The extent to which a firm is exposed or vulnerable to fluctuations in exchange rate is referred to as the exchange rate exposure and can be perceived in three different ways:
This defines the foreign exchange rate risk in terms of the impact of exchange rate movement on the firm’s future cash flows. This type of exposure arises from an obligation to either accept or deliver foreign currency at a future date. The most important transactions leading to transaction exposure are accounts receivable and accounts payables denominated in foreign currency.
Translation exposure defines exchange rate risk in terms of the impact of exchange rate movement on the financial statement of the firm. When a business is organized as several separate corporations, then financial statements must be filed on a consolidated basis so as to give shareholders concise and complete information as to the financial position and the operating performance of the firm as a whole. When subsidiary operate in a foreign country then major complications occur in consolidation process. This problem arises from the fact that financial statements of the foreign subsidiary are usually in a currency which is different form that of the parent company. The foreign currency must be converted into the home currency before accounts can be consolidated. Translation exposure therefore is the extent to which multinational firms consolidated financial statements are affected by the need to convert its foreign subsidiary accounts to the home currency. As the value of the exchange rate fluctuates, so would be the value of the foreign subsidiary.
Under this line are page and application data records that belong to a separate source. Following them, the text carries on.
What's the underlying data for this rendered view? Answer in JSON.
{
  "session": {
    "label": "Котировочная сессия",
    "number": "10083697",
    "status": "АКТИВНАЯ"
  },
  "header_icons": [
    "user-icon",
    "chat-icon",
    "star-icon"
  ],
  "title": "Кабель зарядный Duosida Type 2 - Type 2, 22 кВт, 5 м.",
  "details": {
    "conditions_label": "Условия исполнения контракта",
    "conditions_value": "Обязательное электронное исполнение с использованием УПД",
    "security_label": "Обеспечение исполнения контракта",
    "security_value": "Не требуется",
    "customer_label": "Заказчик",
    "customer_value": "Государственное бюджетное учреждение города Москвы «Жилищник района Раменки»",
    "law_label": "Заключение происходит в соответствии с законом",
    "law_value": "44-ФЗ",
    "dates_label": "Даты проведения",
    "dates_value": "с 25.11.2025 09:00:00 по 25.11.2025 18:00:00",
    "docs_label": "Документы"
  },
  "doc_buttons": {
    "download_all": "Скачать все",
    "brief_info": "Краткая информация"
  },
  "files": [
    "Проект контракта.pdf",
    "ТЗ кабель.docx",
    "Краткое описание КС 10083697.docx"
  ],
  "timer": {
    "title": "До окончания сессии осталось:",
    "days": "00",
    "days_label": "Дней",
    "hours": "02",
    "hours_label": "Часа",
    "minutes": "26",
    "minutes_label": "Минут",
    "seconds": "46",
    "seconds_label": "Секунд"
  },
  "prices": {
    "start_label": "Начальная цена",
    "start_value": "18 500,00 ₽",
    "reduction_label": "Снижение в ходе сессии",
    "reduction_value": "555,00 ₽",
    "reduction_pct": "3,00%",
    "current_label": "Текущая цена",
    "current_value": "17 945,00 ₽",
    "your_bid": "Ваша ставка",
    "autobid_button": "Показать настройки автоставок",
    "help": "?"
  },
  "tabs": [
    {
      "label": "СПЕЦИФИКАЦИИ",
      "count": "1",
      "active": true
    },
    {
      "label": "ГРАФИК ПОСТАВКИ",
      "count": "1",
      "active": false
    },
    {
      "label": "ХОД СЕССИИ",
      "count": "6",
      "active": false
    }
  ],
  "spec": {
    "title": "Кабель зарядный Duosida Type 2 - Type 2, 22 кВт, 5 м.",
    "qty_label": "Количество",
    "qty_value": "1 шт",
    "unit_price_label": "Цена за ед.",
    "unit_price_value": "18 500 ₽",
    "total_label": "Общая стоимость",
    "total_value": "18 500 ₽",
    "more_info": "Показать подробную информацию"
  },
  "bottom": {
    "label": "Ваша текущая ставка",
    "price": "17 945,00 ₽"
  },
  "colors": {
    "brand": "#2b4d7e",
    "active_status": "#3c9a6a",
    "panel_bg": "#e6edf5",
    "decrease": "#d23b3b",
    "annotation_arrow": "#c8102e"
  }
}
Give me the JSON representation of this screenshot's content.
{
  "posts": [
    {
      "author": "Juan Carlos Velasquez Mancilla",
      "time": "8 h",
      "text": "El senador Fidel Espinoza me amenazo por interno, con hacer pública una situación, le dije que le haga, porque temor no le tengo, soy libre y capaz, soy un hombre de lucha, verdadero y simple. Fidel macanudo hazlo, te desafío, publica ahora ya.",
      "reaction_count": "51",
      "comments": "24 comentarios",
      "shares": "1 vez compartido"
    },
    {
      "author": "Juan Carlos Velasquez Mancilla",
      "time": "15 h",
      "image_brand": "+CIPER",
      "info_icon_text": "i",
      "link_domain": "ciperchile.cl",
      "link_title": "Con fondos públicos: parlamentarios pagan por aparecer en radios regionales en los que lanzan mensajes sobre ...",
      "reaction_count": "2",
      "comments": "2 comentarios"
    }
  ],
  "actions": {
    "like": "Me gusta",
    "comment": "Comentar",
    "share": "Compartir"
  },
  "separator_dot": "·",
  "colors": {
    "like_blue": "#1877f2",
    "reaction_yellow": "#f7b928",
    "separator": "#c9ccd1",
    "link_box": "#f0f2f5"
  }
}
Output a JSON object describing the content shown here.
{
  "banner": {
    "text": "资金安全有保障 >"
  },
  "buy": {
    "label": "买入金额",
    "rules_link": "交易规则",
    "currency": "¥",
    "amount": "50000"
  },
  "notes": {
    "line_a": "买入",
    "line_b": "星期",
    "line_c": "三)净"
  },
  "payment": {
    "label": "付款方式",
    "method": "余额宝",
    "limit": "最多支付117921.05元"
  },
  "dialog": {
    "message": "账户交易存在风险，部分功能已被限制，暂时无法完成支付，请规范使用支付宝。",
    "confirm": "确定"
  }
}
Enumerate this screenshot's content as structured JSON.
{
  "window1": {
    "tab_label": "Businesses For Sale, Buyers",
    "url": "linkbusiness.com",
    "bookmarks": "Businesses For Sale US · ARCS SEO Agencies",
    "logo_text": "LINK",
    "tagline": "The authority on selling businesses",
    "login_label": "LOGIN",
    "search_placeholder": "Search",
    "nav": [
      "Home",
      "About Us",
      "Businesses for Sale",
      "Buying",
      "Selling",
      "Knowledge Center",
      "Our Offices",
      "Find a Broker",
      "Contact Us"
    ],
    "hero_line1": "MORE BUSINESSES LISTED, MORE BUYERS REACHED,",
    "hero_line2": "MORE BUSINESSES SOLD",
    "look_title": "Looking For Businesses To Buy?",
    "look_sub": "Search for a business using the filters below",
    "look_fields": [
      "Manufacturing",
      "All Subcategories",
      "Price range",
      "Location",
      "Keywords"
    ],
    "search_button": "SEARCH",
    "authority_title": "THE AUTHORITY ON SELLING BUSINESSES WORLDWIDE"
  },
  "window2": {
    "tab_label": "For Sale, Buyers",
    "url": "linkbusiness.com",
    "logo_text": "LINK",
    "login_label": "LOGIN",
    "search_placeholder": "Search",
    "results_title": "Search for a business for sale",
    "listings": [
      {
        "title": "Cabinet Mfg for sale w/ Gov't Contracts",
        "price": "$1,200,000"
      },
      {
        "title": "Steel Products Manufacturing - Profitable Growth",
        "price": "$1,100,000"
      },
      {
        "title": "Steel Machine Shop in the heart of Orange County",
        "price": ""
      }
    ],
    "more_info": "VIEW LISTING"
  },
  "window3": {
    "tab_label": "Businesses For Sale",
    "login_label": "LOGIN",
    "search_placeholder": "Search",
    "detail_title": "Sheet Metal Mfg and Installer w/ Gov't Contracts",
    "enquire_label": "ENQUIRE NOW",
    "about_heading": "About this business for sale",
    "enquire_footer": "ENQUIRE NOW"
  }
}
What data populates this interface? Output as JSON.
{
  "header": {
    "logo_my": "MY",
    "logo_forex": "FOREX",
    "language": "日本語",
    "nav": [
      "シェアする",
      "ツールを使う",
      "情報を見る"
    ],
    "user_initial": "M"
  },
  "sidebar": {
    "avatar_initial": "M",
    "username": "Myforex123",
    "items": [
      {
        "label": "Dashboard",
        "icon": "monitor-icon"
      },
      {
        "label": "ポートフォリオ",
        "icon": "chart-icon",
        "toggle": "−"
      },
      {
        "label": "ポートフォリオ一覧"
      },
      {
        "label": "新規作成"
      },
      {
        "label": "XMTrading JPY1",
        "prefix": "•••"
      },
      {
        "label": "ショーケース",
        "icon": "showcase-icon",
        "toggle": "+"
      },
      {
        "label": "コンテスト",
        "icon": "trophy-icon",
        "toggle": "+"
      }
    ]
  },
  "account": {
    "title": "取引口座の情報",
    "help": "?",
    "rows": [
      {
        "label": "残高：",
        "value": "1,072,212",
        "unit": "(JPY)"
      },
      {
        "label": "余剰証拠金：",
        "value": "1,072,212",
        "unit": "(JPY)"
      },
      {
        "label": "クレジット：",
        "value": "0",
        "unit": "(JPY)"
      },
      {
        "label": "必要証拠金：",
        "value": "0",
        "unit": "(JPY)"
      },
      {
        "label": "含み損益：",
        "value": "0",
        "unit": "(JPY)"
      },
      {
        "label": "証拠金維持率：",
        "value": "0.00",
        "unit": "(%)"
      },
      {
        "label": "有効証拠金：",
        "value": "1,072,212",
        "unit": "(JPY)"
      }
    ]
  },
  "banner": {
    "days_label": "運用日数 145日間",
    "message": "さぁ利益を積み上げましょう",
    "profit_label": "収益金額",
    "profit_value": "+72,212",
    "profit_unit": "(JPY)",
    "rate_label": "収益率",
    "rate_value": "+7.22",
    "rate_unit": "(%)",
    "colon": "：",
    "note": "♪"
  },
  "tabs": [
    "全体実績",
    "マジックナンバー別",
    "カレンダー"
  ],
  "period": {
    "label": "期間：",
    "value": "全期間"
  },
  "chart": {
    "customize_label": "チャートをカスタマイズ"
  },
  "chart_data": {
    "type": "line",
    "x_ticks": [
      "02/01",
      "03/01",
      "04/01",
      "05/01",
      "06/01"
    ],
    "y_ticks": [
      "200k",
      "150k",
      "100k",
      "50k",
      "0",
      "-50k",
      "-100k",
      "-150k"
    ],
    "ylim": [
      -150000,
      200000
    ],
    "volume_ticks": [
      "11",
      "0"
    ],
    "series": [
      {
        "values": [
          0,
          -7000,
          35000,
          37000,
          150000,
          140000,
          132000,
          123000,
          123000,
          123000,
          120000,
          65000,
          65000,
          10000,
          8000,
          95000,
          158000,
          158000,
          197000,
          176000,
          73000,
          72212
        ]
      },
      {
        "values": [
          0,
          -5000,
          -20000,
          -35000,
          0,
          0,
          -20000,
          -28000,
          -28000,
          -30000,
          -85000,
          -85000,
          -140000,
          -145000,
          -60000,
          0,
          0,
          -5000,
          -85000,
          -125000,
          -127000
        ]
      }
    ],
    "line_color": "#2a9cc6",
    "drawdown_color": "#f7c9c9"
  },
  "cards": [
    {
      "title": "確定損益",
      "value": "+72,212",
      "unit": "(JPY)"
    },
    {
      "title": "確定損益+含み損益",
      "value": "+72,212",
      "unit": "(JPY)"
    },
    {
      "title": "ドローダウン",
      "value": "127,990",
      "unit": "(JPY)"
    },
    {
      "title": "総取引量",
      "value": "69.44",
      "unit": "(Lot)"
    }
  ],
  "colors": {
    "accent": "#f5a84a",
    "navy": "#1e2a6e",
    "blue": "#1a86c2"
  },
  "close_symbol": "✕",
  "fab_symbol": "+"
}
Economic exposure defines exchange rate risk as the total impact on all the cash flow of the firm (both contractual and non-contractual) It is broader than the other types of exposure and may be considered to be the overall impact of the foreign exchange fluctuations on the shareholders wealth. It affects both the companies that enter into foreign currency transactions and those that do not.